  • Proposals with a 50% match from sources other than accounts managed by CESE will be most competitive.
  • Only the costs of analyses at CESE should be included in proposals (both requested and matched funds), and total budgets, including match for analytical services, should not exceed $25,000, without strong justification.
  • All costs, including defined matches, must reflect CESE published rates and must be developed in collaboration with the Director of CESE Environmental Chemistry Laboratories. Only costs for executing analyses of samples at CESE can be included in the project.

MiSER proposal solicitation occurs during fall semesters.

Environmental and Social Sustainability Small Grants (ESSSG) Program

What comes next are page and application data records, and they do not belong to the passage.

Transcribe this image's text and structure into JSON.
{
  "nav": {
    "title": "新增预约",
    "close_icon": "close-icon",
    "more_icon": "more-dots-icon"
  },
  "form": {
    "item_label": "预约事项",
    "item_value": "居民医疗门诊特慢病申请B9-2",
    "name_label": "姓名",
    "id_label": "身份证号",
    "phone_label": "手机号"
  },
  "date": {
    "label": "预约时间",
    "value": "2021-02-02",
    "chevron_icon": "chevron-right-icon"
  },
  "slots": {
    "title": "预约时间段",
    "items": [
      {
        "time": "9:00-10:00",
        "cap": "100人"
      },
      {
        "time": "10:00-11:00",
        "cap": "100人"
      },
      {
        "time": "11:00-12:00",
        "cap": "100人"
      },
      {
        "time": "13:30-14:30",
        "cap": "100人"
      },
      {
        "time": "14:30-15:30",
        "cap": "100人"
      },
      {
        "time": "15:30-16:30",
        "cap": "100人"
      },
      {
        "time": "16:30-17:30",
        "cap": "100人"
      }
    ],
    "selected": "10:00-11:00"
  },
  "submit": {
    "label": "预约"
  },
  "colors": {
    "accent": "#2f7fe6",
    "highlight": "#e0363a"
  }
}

The ESSSG Program is executed in collaboration with the OS to support student-led collaborative projects with faculty or staff members that enhance environmental sustainability and campus-wide engagement with sustainability issues at the University or in Connecticut or surrounding communities.

To be eligible for consideration:

  1. Project themes should support education, research, authentic community engagement, or campus operations.
  2. Projects must explicitly address one or more of UConn's strategic sustainability goal areas (climate change; energy and buildings; waste; outreach and engagement; water resources; food and dining; purchasing; transportation; or grounds, open space and conservation areas) and at least one related social challenge (e.g. fostering inclusion of diverse perspectives, addressing systematic inequalities, environmental justice, social and health inequity, community development, etc).
  3. Project activities may occur at any of the UConn campuses or extend to Connecticut communities outside of the University campuses.
  4. Special consideration will be given to interdisciplinary projects that advance equity and justice or that incorporate the arts and humanities.

Funded teams will present their project findings and impacts at a symposium at the UConn Storrs campus.

ESSSG proposal solicitation occurs during fall semesters.

Justice in the Environment Research Network Initiative (JERNI)

JERNI aims to build a collaborative network of justice-focused environmental researchers across the biophysical sciences, social sciences, humanities, engineering, law, and medical sciences. The network will:

  • create and support novel interdisciplinary partnerships that lead to future and fundable projects centered on environmental justice, and
  • provide faculty members with skill-development opportunities that focus on environmental justice research methodologies that enhance the social impact of research and scholarship and incorporate community involvement.

By enabling authentic collaboration and training opportunities that transcend boundaries of traditional academic units, we hope to propel UConn’s reputation and leadership in environmental justice to one of national and international prominence. Project activities recognize the need for both collaborative research that integrates justice, equity, diversity, and inclusion into the science of solutions and for diversity, equity, and inclusion in the people, ideas, and approaches that constitute the scientific process.